During the loan process, you should avoid putting too many charges on credit cards. A cash reserve can help you cover loan-related expenses like appraisals, home inspections, title searches, and application fees without putting your approval in jeopardy.

5. Get Pre-Qualified

Pre-qualification is a good indicator (though not a guarantee) that, when the time comes, you'll get approved for a home loan, and it's non-binding!

It will also help you to figure out what kind of home you can afford, so you can avoid the disappointment of thinking you want to climb a specific peak toward one type of house, only to find out later that it's out of your budget.

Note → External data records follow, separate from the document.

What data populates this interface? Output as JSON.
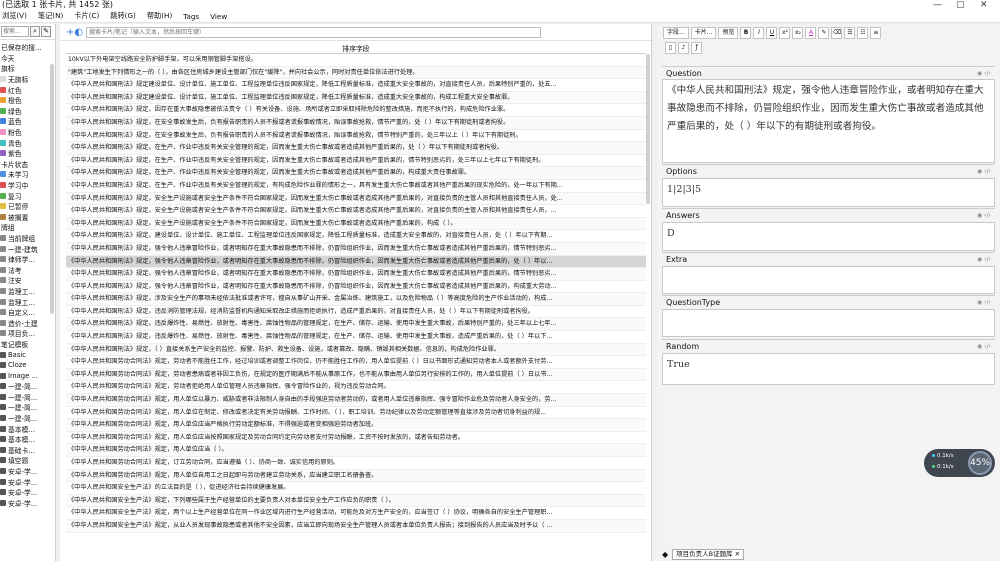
{
  "window": {
    "title": "(已选取 1 张卡片, 共 1452 张)",
    "controls": [
      "—",
      "▢",
      "✕"
    ]
  },
  "menu": [
    "浏览(V)",
    "笔记(N)",
    "卡片(C)",
    "跳转(G)",
    "帮助(H)",
    "Tags",
    "View"
  ],
  "sidebar": {
    "search_placeholder": "搜索...",
    "items": [
      {
        "label": "已保存的搜...",
        "color": ""
      },
      {
        "label": "今天",
        "color": ""
      },
      {
        "label": "旗标",
        "color": ""
      },
      {
        "label": "无旗标",
        "color": "#dddddd"
      },
      {
        "label": "红色",
        "color": "#e05050"
      },
      {
        "label": "橙色",
        "color": "#f0a030"
      },
      {
        "label": "绿色",
        "color": "#50b050"
      },
      {
        "label": "蓝色",
        "color": "#4080e0"
      },
      {
        "label": "粉色",
        "color": "#f090c0"
      },
      {
        "label": "青色",
        "color": "#40c0c0"
      },
      {
        "label": "紫色",
        "color": "#9060c0"
      },
      {
        "label": "卡片状态",
        "color": ""
      },
      {
        "label": "未学习",
        "color": "#5090e0"
      },
      {
        "label": "学习中",
        "color": "#e05050"
      },
      {
        "label": "复习",
        "color": "#50b050"
      },
      {
        "label": "已暂停",
        "color": "#e0c040"
      },
      {
        "label": "被搁置",
        "color": "#b08040"
      },
      {
        "label": "牌组",
        "color": ""
      },
      {
        "label": "当前牌组",
        "color": "#888888"
      },
      {
        "label": "一建-建筑",
        "color": "#888888"
      },
      {
        "label": "律师学...",
        "color": "#888888"
      },
      {
        "label": "法考",
        "color": "#888888"
      },
      {
        "label": "注安",
        "color": "#888888"
      },
      {
        "label": "监理工...",
        "color": "#888888"
      },
      {
        "label": "监理工...",
        "color": "#888888"
      },
      {
        "label": "自定义...",
        "color": "#888888"
      },
      {
        "label": "造价-土建",
        "color": "#888888"
      },
      {
        "label": "项目负...",
        "color": "#888888"
      },
      {
        "label": "笔记模板",
        "color": ""
      },
      {
        "label": "Basic",
        "color": "#555555"
      },
      {
        "label": "Cloze",
        "color": "#555555"
      },
      {
        "label": "Image ...",
        "color": "#555555"
      },
      {
        "label": "一建-简...",
        "color": "#555555"
      },
      {
        "label": "一建-简...",
        "color": "#555555"
      },
      {
        "label": "一建-简...",
        "color": "#555555"
      },
      {
        "label": "一建-简...",
        "color": "#555555"
      },
      {
        "label": "基本模...",
        "color": "#555555"
      },
      {
        "label": "基本模...",
        "color": "#555555"
      },
      {
        "label": "基础卡...",
        "color": "#555555"
      },
      {
        "label": "填空题",
        "color": "#555555"
      },
      {
        "label": "安卓-学...",
        "color": "#555555"
      },
      {
        "label": "安卓-学...",
        "color": "#555555"
      },
      {
        "label": "安卓-学...",
        "color": "#555555"
      },
      {
        "label": "安卓-学...",
        "color": "#555555"
      }
    ]
  },
  "center": {
    "search_placeholder": "搜索卡片/笔记（输入文本，然后按回车键）",
    "column_header": "排序字段",
    "selected_index": 16,
    "rows": [
      "10kV以下外电架空线路安全防护脚手架，可以采用钢管脚手架搭设。",
      "\"建筑\"工地发生下列情形之一的（ ），由各区住房城乡建设主管部门仅在\"缓降\"，并向社会公示，同时对责任单位依法进行处理。",
      "《中华人民共和国刑法》规定建设单位、设计单位、施工单位、工程监理单位违反国家规定，降低工程质量标准，造成重大安全事故的，对直接责任人员，后果特别严重的，处五...",
      "《中华人民共和国刑法》规定建设单位、设计单位、施工单位、工程监理单位违反国家规定，降低工程质量标准，造成重大安全事故的，构成工程重大安全事故罪。",
      "《中华人民共和国刑法》规定，因存在重大事故隐患被依法责令（ ）有关设备、设施、场所或者立即采取排除危险的整改措施，而拒不执行的，构成危险作业罪。",
      "《中华人民共和国刑法》规定，在安全事故发生后，负有报告职责的人员不报或者谎报事故情况，贻误事故抢救，情节严重的，处（ ）年以下有期徒刑或者拘役。",
      "《中华人民共和国刑法》规定，在安全事故发生后，负有报告职责的人员不报或者谎报事故情况，贻误事故抢救，情节特别严重的，处三年以上（ ）年以下有期徒刑。",
      "《中华人民共和国刑法》规定，在生产、作业中违反有关安全管理的规定，因而发生重大伤亡事故或者造成其他严重后果的，处（ ）年以下有期徒刑或者拘役。",
      "《中华人民共和国刑法》规定，在生产、作业中违反有关安全管理的规定，因而发生重大伤亡事故或者造成其他严重后果的，情节特别恶劣的，处三年以上七年以下有期徒刑。",
      "《中华人民共和国刑法》规定，在生产、作业中违反有关安全管理的规定，因而发生重大伤亡事故或者造成其他严重后果的，构成重大责任事故罪。",
      "《中华人民共和国刑法》规定，在生产、作业中违反有关安全管理的规定，有构成危险作业罪的情形之一，具有发生重大伤亡事故或者其他严重后果的现实危险的，处一年以下有期...",
      "《中华人民共和国刑法》规定，安全生产设施或者安全生产条件不符合国家规定，因而发生重大伤亡事故或者造成其他严重后果的，对直接负责的主管人员和其他直接责任人员，处...",
      "《中华人民共和国刑法》规定，安全生产设施或者安全生产条件不符合国家规定，因而发生重大伤亡事故或者造成其他严重后果的，对直接负责的主管人员和其他直接责任人员，...",
      "《中华人民共和国刑法》规定，安全生产设施或者安全生产条件不符合国家规定，因而发生重大伤亡事故或者造成其他严重后果的，构成（ ）。",
      "《中华人民共和国刑法》规定，建设单位、设计单位、施工单位、工程监理单位违反国家规定，降低工程质量标准，造成重大安全事故的，对直接责任人员，处（ ）年以下有期...",
      "《中华人民共和国刑法》规定，强令他人违章冒险作业，或者明知存在重大事故隐患而不排除，仍冒险组织作业，因而发生重大伤亡事故或者造成其他严重后果的，情节特别恶劣...",
      "《中华人民共和国刑法》规定，强令他人违章冒险作业，或者明知存在重大事故隐患而不排除，仍冒险组织作业，因而发生重大伤亡事故或者造成其他严重后果的，处（ ）年以...",
      "《中华人民共和国刑法》规定，强令他人违章冒险作业，或者明知存在重大事故隐患而不排除，仍冒险组织作业，因而发生重大伤亡事故或者造成其他严重后果的，情节特别恶劣...",
      "《中华人民共和国刑法》规定，强令他人违章冒险作业，或者明知存在重大事故隐患而不排除，仍冒险组织作业，因而发生重大伤亡事故或者造成其他严重后果的，构成重大劳动...",
      "《中华人民共和国刑法》规定，涉及安全生产的事项未经依法批准或者许可，擅自从事矿山开采、金属冶炼、建筑施工，以及危险物品（ ）等高度危险的生产作业活动的，构成...",
      "《中华人民共和国刑法》规定，违反消防管理法规，经消防监督机构通知采取改正措施而拒绝执行，造成严重后果的，对直接责任人员，处（ ）年以下有期徒刑或者拘役。",
      "《中华人民共和国刑法》规定，违反爆炸性、易燃性、放射性、毒害性、腐蚀性物品的管理规定，在生产、储存、运输、使用中发生重大事故，后果特别严重的，处三年以上七年...",
      "《中华人民共和国刑法》规定，违反爆炸性、易燃性、放射性、毒害性、腐蚀性物品的管理规定，在生产、储存、运输、使用中发生重大事故，造成严重后果的，处（ ）年以下...",
      "《中华人民共和国刑法》规定，（ ）直接关系生产安全的监控、报警、防护、救生设备、设施，或者篡改、隐瞒、销毁其相关数据、信息的，构成危险作业罪。",
      "《中华人民共和国劳动合同法》规定，劳动者不能胜任工作，经过培训或者调整工作岗位，仍不能胜任工作的，用人单位提前（ ）日以书面形式通知劳动者本人或者额外支付劳...",
      "《中华人民共和国劳动合同法》规定，劳动者患病或者非因工负伤，在规定的医疗期满后不能从事原工作，也不能从事由用人单位另行安排的工作的，用人单位提前（ ）日以书...",
      "《中华人民共和国劳动合同法》规定，劳动者拒绝用人单位管理人员违章指挥、强令冒险作业的，视为违反劳动合同。",
      "《中华人民共和国劳动合同法》规定，用人单位以暴力、威胁或者非法限制人身自由的手段强迫劳动者劳动的，或者用人单位违章指挥、强令冒险作业危及劳动者人身安全的，劳...",
      "《中华人民共和国劳动合同法》规定，用人单位在制定、修改或者决定有关劳动报酬、工作时间、（ ）、职工培训、劳动纪律以及劳动定额管理等直接涉及劳动者切身利益的规...",
      "《中华人民共和国劳动合同法》规定，用人单位应当严格执行劳动定额标准，不得强迫或者变相强迫劳动者加班。",
      "《中华人民共和国劳动合同法》规定，用人单位应当按照国家规定及劳动合同约定向劳动者支付劳动报酬，工资不按时发放的，或者告知劳动者。",
      "《中华人民共和国劳动合同法》规定，用人单位应当（ ）。",
      "《中华人民共和国劳动合同法》规定，订立劳动合同，应当遵循（ ）、协商一致、诚实信用的原则。",
      "《中华人民共和国劳动合同法》规定，用人单位自用工之日起即与劳动者建立劳动关系，应当建立职工名册备查。",
      "《中华人民共和国安全生产法》的立法目的是（ ），促进经济社会持续健康发展。",
      "《中华人民共和国安全生产法》规定，下列哪些属于生产经营单位的主要负责人对本单位安全生产工作应负的职责（ ）。",
      "《中华人民共和国安全生产法》规定，两个以上生产经营单位在同一作业区域内进行生产经营活动，可能危及对方生产安全的，应当签订（ ）协议，明确各自的安全生产管理职...",
      "《中华人民共和国安全生产法》规定，从业人员发现事故隐患或者其他不安全因素，应当立即向现场安全生产管理人员或者本单位负责人报告；接到报告的人员应当及时予以（ ..."
    ]
  },
  "editor": {
    "toolbar": {
      "fields_btn": "字段...",
      "cards_btn": "卡片...",
      "preview_btn": "预览",
      "bold": "B",
      "italic": "I",
      "underline": "U",
      "superscript": "x²",
      "subscript": "x₂",
      "text_color": "A",
      "highlight": "✎",
      "erase": "⌫",
      "ul": "☰",
      "ol": "☷",
      "align": "≡"
    },
    "fields": [
      {
        "name": "Question",
        "value": "《中华人民共和国刑法》规定，强令他人违章冒险作业，或者明知存在重大事故隐患而不排除，仍冒险组织作业，因而发生重大伤亡事故或者造成其他严重后果的，处（ ）年以下的有期徒刑或者拘役。"
      },
      {
        "name": "Options",
        "value": "1|2|3|5"
      },
      {
        "name": "Answers",
        "value": "D"
      },
      {
        "name": "Extra",
        "value": ""
      },
      {
        "name": "QuestionType",
        "value": ""
      },
      {
        "name": "Random",
        "value": "True"
      }
    ],
    "tag": "项目负责人B证题库 ✕"
  },
  "net_badge": {
    "up": "0.1k/s",
    "down": "0.1k/s",
    "percent": "45%",
    "up_color": "#36d2ff",
    "down_color": "#4be37a"
  }
}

How Much Can You Really Afford?

Like any good climber, it's important to know your limits before you head up the mountain. Just because you've pre-qualified for a specific loan amount doesn't mean you have to use all of it.

A mortgage calculator can give you a better idea of what you might be comfortable with. Using the home loan rates specified in your pre-qualification letter, with your pre-qualified amount as a starting point, you can see what the monthly payments will look like.

From there, you can decide if the climb would be too steep for your pocket-book. If it feels too high, simply adjust the home loan amount until you get to a payment you’re comfortable with.

Find Your Guide:

Connect with a Loan Officer Today

Whether you still need help deciding which type of home loan is right for you or you still have questions about how to start the home buying process, we at Elevate are here for you. From first time buyer loans to second or third mortgages, we believe in home loans for all.

We believe in home loans for you.

Connect with us today. We'll get you to the right elevation, where your home is waiting.